The Youth Risk Behavior Surveillance System (YRBSS) is an epidemiologic surveillance
system that was established by the Centers for Disease Control and Prevention
(CDC) to monitor the prevalence of youth behaviors that most influence health.
The 2003 national school-based Youth Risk Behavior Survey (YRBS) is one component
of the YRBSS.
The YRBS focuses on priority health-risk behaviors established during youth that result in the most significant mortality, morbidity, disability, and social problems during both youth and adulthood. These include: tobacco use; unhealthy dietary behaviors; inadequate physical activity; alcohol and other drug use; sexual behaviors that may result in HIV infection or other sexually transmitted diseases; unintended pregnancies; and behaviors that may result in violence and unintentional injuries, as well as overweight.

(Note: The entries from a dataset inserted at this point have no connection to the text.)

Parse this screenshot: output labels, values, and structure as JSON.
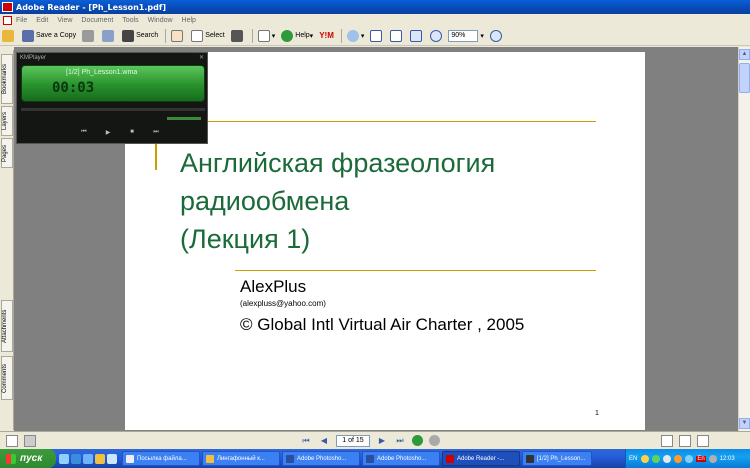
{
  "window": {
    "title": "Adobe Reader - [Ph_Lesson1.pdf]"
  },
  "menu": [
    "File",
    "Edit",
    "View",
    "Document",
    "Tools",
    "Window",
    "Help"
  ],
  "toolbar": {
    "save_copy": "Save a Copy",
    "search": "Search",
    "select": "Select",
    "help": "Help",
    "zoom": "90%"
  },
  "sidetabs": [
    "Bookmarks",
    "Layers",
    "Pages",
    "Attachments",
    "Comments"
  ],
  "page": {
    "title_line1": "Английская фразеология",
    "title_line2": "радиообмена",
    "title_line3": "(Лекция 1)",
    "author": "AlexPlus",
    "email": "(alexpluss@yahoo.com)",
    "copyright": "© Global Intl Virtual Air Charter , 2005",
    "page_number": "1"
  },
  "navigation": {
    "page_field": "1 of 15"
  },
  "kmplayer": {
    "title": "KMPlayer",
    "track": "[1/2] Ph_Lesson1.wma",
    "time": "00:03"
  },
  "taskbar": {
    "start": "пуск",
    "tasks": [
      "Посылка файла...",
      "Лингафонный к...",
      "Adobe Photosho...",
      "Adobe Photosho...",
      "Adobe Reader -...",
      "[1/2] Ph_Lesson..."
    ],
    "tray_lang": "EN",
    "tray_lang2": "En",
    "clock": "12:03"
  }
}
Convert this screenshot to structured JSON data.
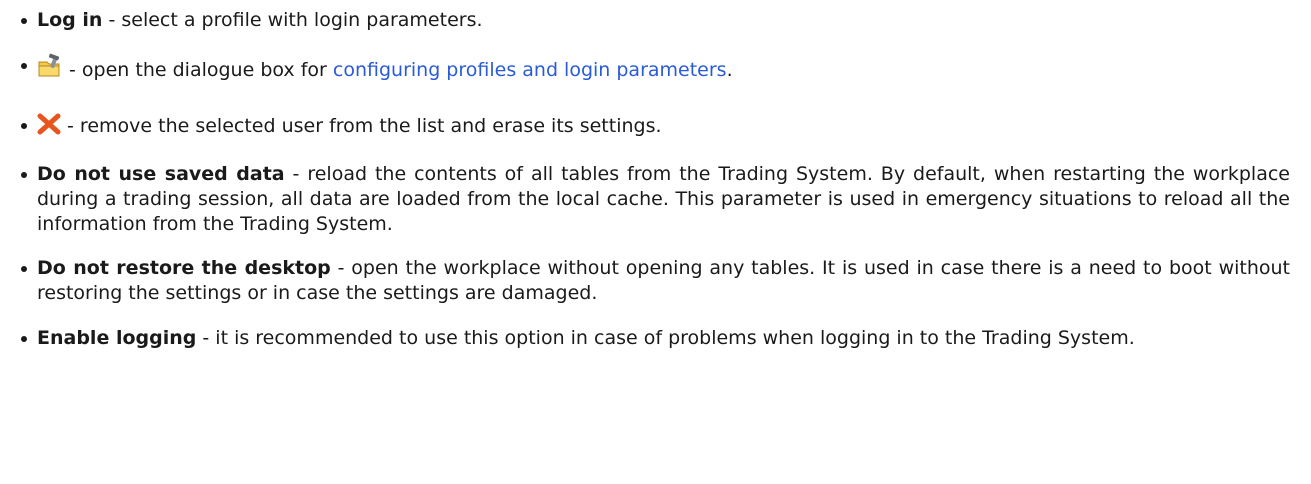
{
  "items": [
    {
      "term": "Log in",
      "text": " - select a profile with login parameters."
    },
    {
      "icon": "profile-settings-icon",
      "text_before_link": " - open the dialogue box for ",
      "link_text": "configuring profiles and login parameters",
      "text_after_link": "."
    },
    {
      "icon": "remove-icon",
      "text": " - remove the selected user from the list and erase its settings."
    },
    {
      "term": "Do not use saved data",
      "text": " - reload the contents of all tables from the Trading System. By default, when restarting the workplace during a trading session, all data are loaded from the local cache. This parameter is used in emergency situations to reload all the information from the Trading System."
    },
    {
      "term": "Do not restore the desktop",
      "text": " - open the workplace without opening any tables. It is used in case there is a need to boot without restoring the settings or in case the settings are damaged."
    },
    {
      "term": "Enable logging",
      "text": " - it is recommended to use this option in case of problems when logging in to the Trading System."
    }
  ],
  "colors": {
    "text": "#1a1a1a",
    "link": "#2a5bd7",
    "remove_icon": "#e8541e"
  }
}
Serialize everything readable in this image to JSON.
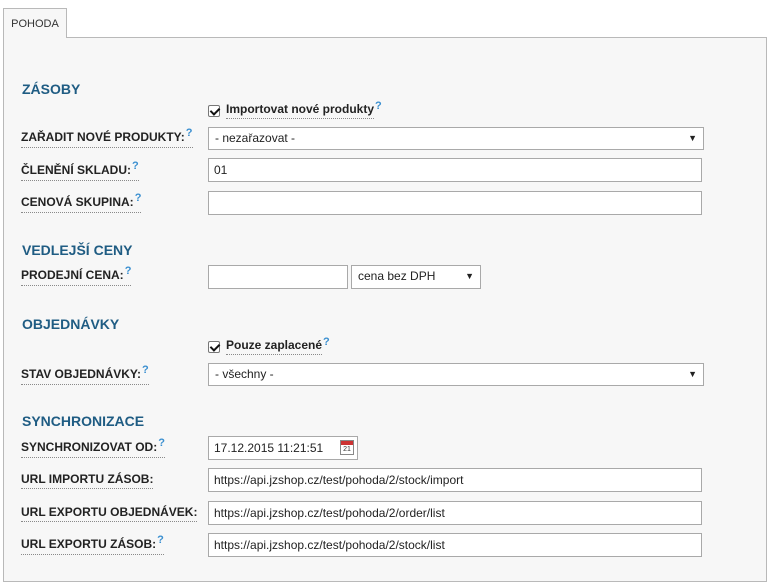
{
  "tab": {
    "label": "POHODA"
  },
  "sections": {
    "zasoby": "ZÁSOBY",
    "vedlejsi_ceny": "VEDLEJŠÍ CENY",
    "objednavky": "OBJEDNÁVKY",
    "synchronizace": "SYNCHRONIZACE"
  },
  "help_mark": "?",
  "zasoby": {
    "import_new": {
      "label": "Importovat nové produkty",
      "checked": true
    },
    "zaradit": {
      "label": "ZAŘADIT NOVÉ PRODUKTY:",
      "value": "- nezařazovat -"
    },
    "cleneni": {
      "label": "ČLENĚNÍ SKLADU:",
      "value": "01"
    },
    "cenova": {
      "label": "CENOVÁ SKUPINA:",
      "value": ""
    }
  },
  "vedlejsi_ceny": {
    "prodejni": {
      "label": "PRODEJNÍ CENA:",
      "value": "",
      "mode": "cena bez DPH"
    }
  },
  "objednavky": {
    "paid_only": {
      "label": "Pouze zaplacené",
      "checked": true
    },
    "stav": {
      "label": "STAV OBJEDNÁVKY:",
      "value": "- všechny -"
    }
  },
  "synchronizace": {
    "od": {
      "label": "SYNCHRONIZOVAT OD:",
      "value": "17.12.2015 11:21:51",
      "calendar_day": "21"
    },
    "url_import_zasob": {
      "label": "URL IMPORTU ZÁSOB:",
      "value": "https://api.jzshop.cz/test/pohoda/2/stock/import"
    },
    "url_export_obj": {
      "label": "URL EXPORTU OBJEDNÁVEK:",
      "value": "https://api.jzshop.cz/test/pohoda/2/order/list"
    },
    "url_export_zasob": {
      "label": "URL EXPORTU ZÁSOB:",
      "value": "https://api.jzshop.cz/test/pohoda/2/stock/list"
    }
  }
}
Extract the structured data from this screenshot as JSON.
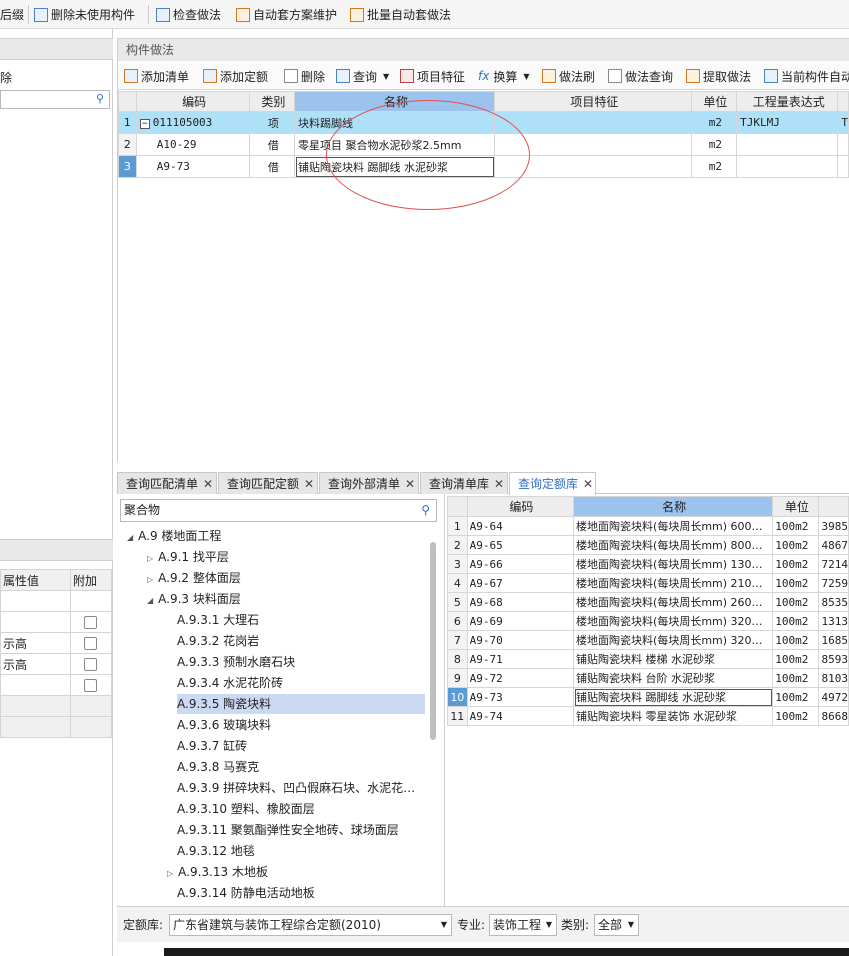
{
  "toolbar": {
    "suffix": "后缀",
    "delete_unused": "删除未使用构件",
    "check_method": "检查做法",
    "auto_scheme": "自动套方案维护",
    "batch_auto": "批量自动套做法"
  },
  "left_panel": {
    "delete": "除",
    "prop_header_value": "属性值",
    "prop_header_extra": "附加",
    "props": [
      "",
      "",
      "示高",
      "示高",
      ""
    ]
  },
  "main_panel": {
    "title": "构件做法",
    "tools": [
      "添加清单",
      "添加定额",
      "删除",
      "查询",
      "项目特征",
      "换算",
      "做法刷",
      "做法查询",
      "提取做法",
      "当前构件自动"
    ],
    "columns": [
      "编码",
      "类别",
      "名称",
      "项目特征",
      "单位",
      "工程量表达式"
    ],
    "rows": [
      {
        "num": "1",
        "code": "011105003",
        "type": "项",
        "name": "块料踢脚线",
        "feature": "",
        "unit": "m2",
        "expr": "TJKLMJ",
        "extra": "T"
      },
      {
        "num": "2",
        "code": "A10-29",
        "type": "借",
        "name": "零星项目 聚合物水泥砂浆2.5mm",
        "feature": "",
        "unit": "m2",
        "expr": "",
        "extra": ""
      },
      {
        "num": "3",
        "code": "A9-73",
        "type": "借",
        "name": "铺贴陶瓷块料 踢脚线 水泥砂浆",
        "feature": "",
        "unit": "m2",
        "expr": "",
        "extra": ""
      }
    ]
  },
  "bottom_panel": {
    "tabs": [
      "查询匹配清单",
      "查询匹配定额",
      "查询外部清单",
      "查询清单库",
      "查询定额库"
    ],
    "search_value": "聚合物",
    "tree": [
      {
        "label": "A.9 楼地面工程",
        "arrow": "◢"
      },
      {
        "label": "A.9.1 找平层",
        "arrow": "▷"
      },
      {
        "label": "A.9.2 整体面层",
        "arrow": "▷"
      },
      {
        "label": "A.9.3 块料面层",
        "arrow": "◢"
      },
      {
        "label": "A.9.3.1 大理石",
        "arrow": ""
      },
      {
        "label": "A.9.3.2 花岗岩",
        "arrow": ""
      },
      {
        "label": "A.9.3.3 预制水磨石块",
        "arrow": ""
      },
      {
        "label": "A.9.3.4 水泥花阶砖",
        "arrow": ""
      },
      {
        "label": "A.9.3.5 陶瓷块料",
        "arrow": ""
      },
      {
        "label": "A.9.3.6 玻璃块料",
        "arrow": ""
      },
      {
        "label": "A.9.3.7 缸砖",
        "arrow": ""
      },
      {
        "label": "A.9.3.8 马赛克",
        "arrow": ""
      },
      {
        "label": "A.9.3.9 拼碎块料、凹凸假麻石块、水泥花…",
        "arrow": ""
      },
      {
        "label": "A.9.3.10 塑料、橡胶面层",
        "arrow": ""
      },
      {
        "label": "A.9.3.11 聚氨酯弹性安全地砖、球场面层",
        "arrow": ""
      },
      {
        "label": "A.9.3.12 地毯",
        "arrow": ""
      },
      {
        "label": "A.9.3.13 木地板",
        "arrow": "▷"
      },
      {
        "label": "A.9.3.14 防静电活动地板",
        "arrow": ""
      }
    ],
    "columns": [
      "编码",
      "名称",
      "单位"
    ],
    "rows": [
      {
        "num": "1",
        "code": "A9-64",
        "name": "楼地面陶瓷块料(每块周长mm) 600…",
        "unit": "100m2",
        "price": "3985"
      },
      {
        "num": "2",
        "code": "A9-65",
        "name": "楼地面陶瓷块料(每块周长mm) 800…",
        "unit": "100m2",
        "price": "4867"
      },
      {
        "num": "3",
        "code": "A9-66",
        "name": "楼地面陶瓷块料(每块周长mm) 130…",
        "unit": "100m2",
        "price": "7214"
      },
      {
        "num": "4",
        "code": "A9-67",
        "name": "楼地面陶瓷块料(每块周长mm) 210…",
        "unit": "100m2",
        "price": "7259"
      },
      {
        "num": "5",
        "code": "A9-68",
        "name": "楼地面陶瓷块料(每块周长mm) 260…",
        "unit": "100m2",
        "price": "8535"
      },
      {
        "num": "6",
        "code": "A9-69",
        "name": "楼地面陶瓷块料(每块周长mm) 320…",
        "unit": "100m2",
        "price": "1313"
      },
      {
        "num": "7",
        "code": "A9-70",
        "name": "楼地面陶瓷块料(每块周长mm) 320…",
        "unit": "100m2",
        "price": "1685"
      },
      {
        "num": "8",
        "code": "A9-71",
        "name": "铺贴陶瓷块料 楼梯 水泥砂浆",
        "unit": "100m2",
        "price": "8593"
      },
      {
        "num": "9",
        "code": "A9-72",
        "name": "铺贴陶瓷块料 台阶 水泥砂浆",
        "unit": "100m2",
        "price": "8103"
      },
      {
        "num": "10",
        "code": "A9-73",
        "name": "铺贴陶瓷块料 踢脚线 水泥砂浆",
        "unit": "100m2",
        "price": "4972"
      },
      {
        "num": "11",
        "code": "A9-74",
        "name": "铺贴陶瓷块料 零星装饰 水泥砂浆",
        "unit": "100m2",
        "price": "8668"
      }
    ]
  },
  "footer": {
    "lib_label": "定额库:",
    "lib_value": "广东省建筑与装饰工程综合定额(2010)",
    "major_label": "专业:",
    "major_value": "装饰工程",
    "cat_label": "类别:",
    "cat_value": "全部"
  },
  "colors": {
    "selected_header": "#9cc3ee",
    "selected_row": "#aee0f8",
    "accent": "#2f6fc8",
    "annotation": "#e05050"
  }
}
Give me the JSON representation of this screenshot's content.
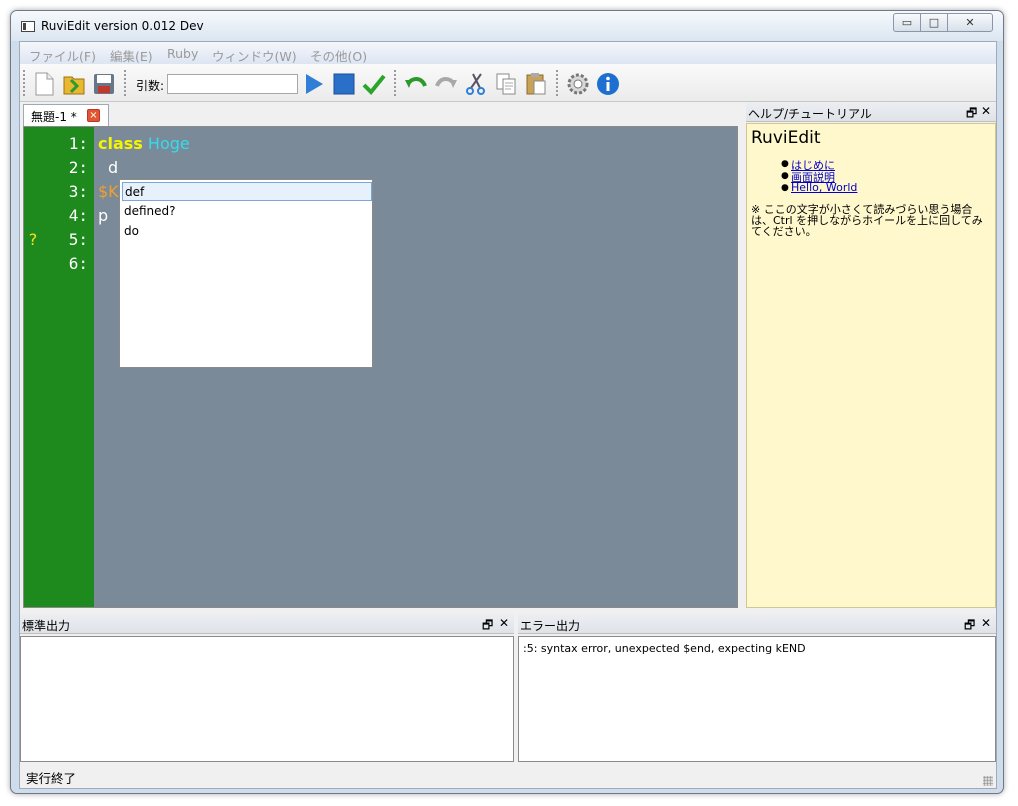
{
  "window": {
    "title": "RuviEdit version 0.012 Dev",
    "min_glyph": "▭",
    "max_glyph": "□",
    "close_glyph": "✕"
  },
  "menu": [
    "ファイル(F)",
    "編集(E)",
    "Ruby",
    "ウィンドウ(W)",
    "その他(O)"
  ],
  "toolbar": {
    "args_label": "引数:",
    "args_value": ""
  },
  "tabs": [
    {
      "label": "無題-1 *",
      "close_glyph": "×"
    }
  ],
  "editor": {
    "line_numbers": [
      "1:",
      "2:",
      "3:",
      "4:",
      "5:",
      "6:"
    ],
    "error_marker": "?",
    "code": {
      "l1_keyword": "class",
      "l1_name": "Hoge",
      "l2_text": "d",
      "l3_text": "$K",
      "l4_text": "p"
    },
    "colors": {
      "gutter": "#1e8a1e",
      "background": "#7a8a98",
      "keyword": "#f5f500",
      "classname": "#33ddee"
    }
  },
  "autocomplete": [
    "def",
    "defined?",
    "do"
  ],
  "help_panel": {
    "header": "ヘルプ/チュートリアル",
    "title": "RuviEdit",
    "links": [
      "はじめに",
      "画面説明",
      "Hello, World"
    ],
    "note": "※ ここの文字が小さくて読みづらい思う場合は、Ctrl を押しながらホイールを上に回してみてください。"
  },
  "panel_buttons": {
    "float": "🗗",
    "close": "✕"
  },
  "stdout_panel": {
    "header": "標準出力",
    "content": ""
  },
  "stderr_panel": {
    "header": "エラー出力",
    "content": ":5: syntax error, unexpected $end, expecting kEND"
  },
  "status": {
    "text": "実行終了"
  }
}
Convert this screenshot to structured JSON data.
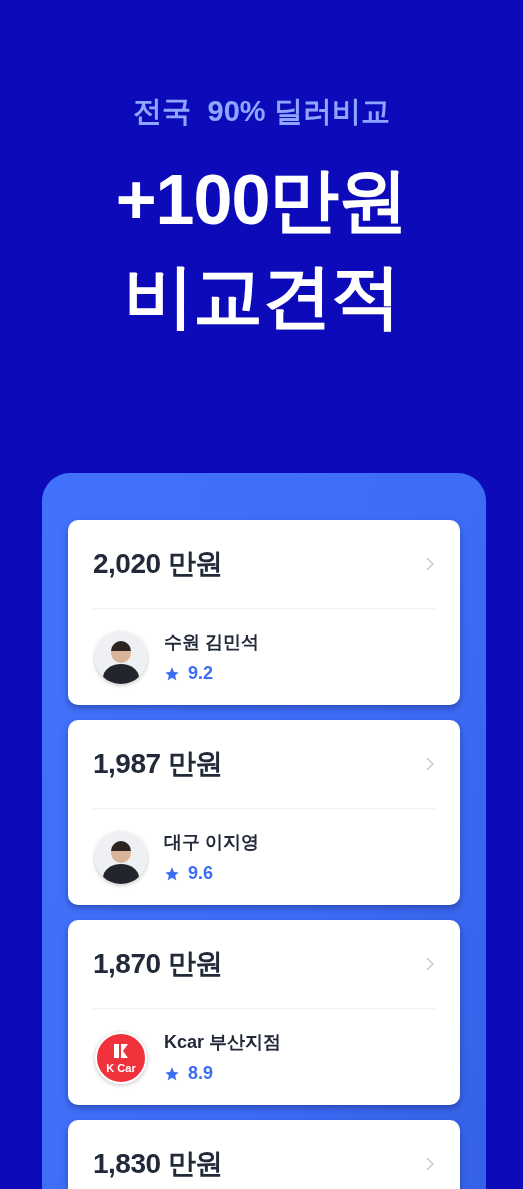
{
  "header": {
    "subtitle": "전국  90% 딜러비교",
    "headline": [
      "+100만원",
      "비교견적"
    ]
  },
  "quotes": [
    {
      "price": "2,020 만원",
      "dealer": {
        "kind": "person",
        "name": "수원 김민석",
        "rating": "9.2"
      }
    },
    {
      "price": "1,987 만원",
      "dealer": {
        "kind": "person",
        "name": "대구 이지영",
        "rating": "9.6"
      }
    },
    {
      "price": "1,870 만원",
      "dealer": {
        "kind": "logo",
        "logo_text": "K Car",
        "name": "Kcar 부산지점",
        "rating": "8.9"
      }
    },
    {
      "price": "1,830 만원"
    }
  ]
}
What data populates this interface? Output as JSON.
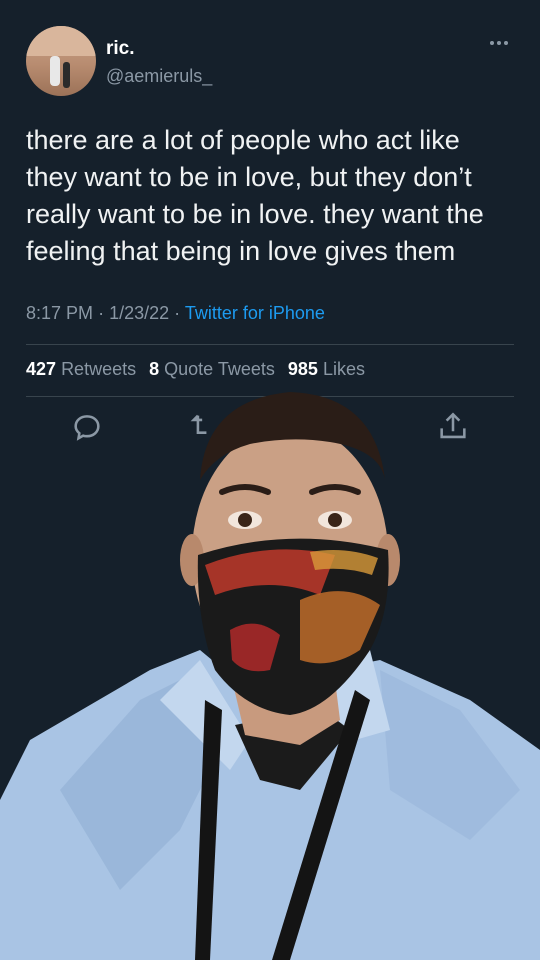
{
  "tweet": {
    "display_name": "ric.",
    "handle": "@aemieruls_",
    "text": "there are a lot of people who act like they want to be in love, but they don’t really want to be in love. they want the feeling that being in love gives them",
    "time": "8:17 PM",
    "date": "1/23/22",
    "source": "Twitter for iPhone",
    "separator": "·"
  },
  "stats": {
    "retweets_count": "427",
    "retweets_label": "Retweets",
    "quotes_count": "8",
    "quotes_label": "Quote Tweets",
    "likes_count": "985",
    "likes_label": "Likes"
  },
  "icons": {
    "reply": "reply-icon",
    "retweet": "retweet-icon",
    "like": "like-icon",
    "share": "share-icon",
    "more": "more-icon"
  },
  "colors": {
    "background": "#15202b",
    "link": "#1d9bf0",
    "muted": "#8b98a5"
  }
}
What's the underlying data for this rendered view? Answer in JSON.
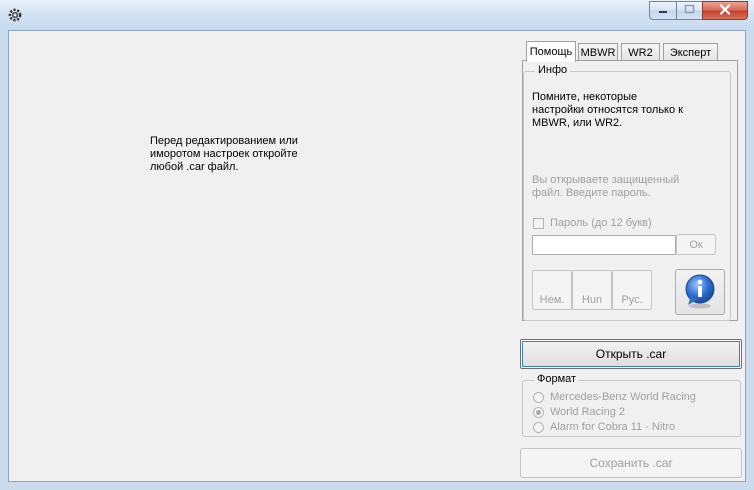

The results from the YRBS will be used by CDC to (1) monitor how priority health-risk behaviors among high school students (grades 9-12) increase, decrease, or remain the same over time; (2) evaluate the impact of broad national, state, and local efforts to prevent priority health-risk behaviors; and (3) monitor progress in achieving three leading health indicators and 15 Healthy People 2010 national health objectives. Results also will be used to help focus programs and policies for comprehensive school health education on the behaviors that contribute most to the leading causes of mortality and morbidity.
This dataset contains 15,214 cases and 205 variables.